THE HI-CAP IN USE
At 3.3 kilos (7.2 lbs.), unscoped, the Jumbo Hi-Cap is weighty enough to promote stability, but not so hefty as to become a burden in the field. Cycling the sidelever is smooth and definite, and loading the magazines is just as uncomplicated. All you do to make ready 14 shots, is to rotate the magazine’s clear cover in the direction of the arrow, then drop pellets, nose first, into each empty chamber as the cover is returned to its closed position. I can reload a mag’ in under a minute, and have that magazine installed in the action five seconds later. Close the lever, snick off the safety, and you’re ready to go. Easy.
Having two air tanks can be really useful, especially if you’re running an FAC-rated rifle, and swapping them is, again, commendably straightforward. Simply unscrew the empty bottle, slide it out, and replace it with the full one. Grit and dirt are your mortal enemies, here, so pay special attention to cleanliness – we’ve surely learned all about that over the past few months – and keep the bottle valves spotless.

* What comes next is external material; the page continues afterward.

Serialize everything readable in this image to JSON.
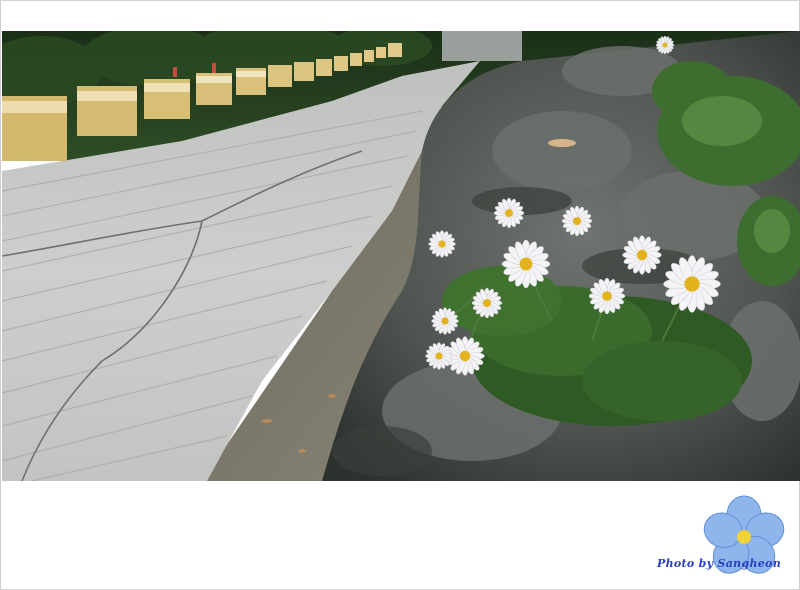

Another couple of accessory opportunities present themselves, here, in the form of a blanking device for the spare bottle to keep out contamination, and a filling adaptor that plugs into the supplied charging unit, which can be used to fill the bottles off-rifle. Neither should tax the clever folk who come up with such products and make our shooting lives so much easier. Oh, and while they’re at it, they can come up with a reflex-type silencer that slides over the barrel shroud and only increases the rifle’s overall length by three inches or so. Thanks.
As I close this first test of the Kral Jumbo Hi-Cap, I’ll soon be 1500 pellets closer to knowing its full potential. I already know that this rifle shoots precise holes in its price tag, and that Range Right has a best-seller on its hands. I’ll continue to feed the test rifle as many pellets as I possibly can, and next month the picture will be complete. It’s so good to be back, and better still when my first post-lockdown test rifle shoots as well as this one.
Take care, and I’ll see you next month.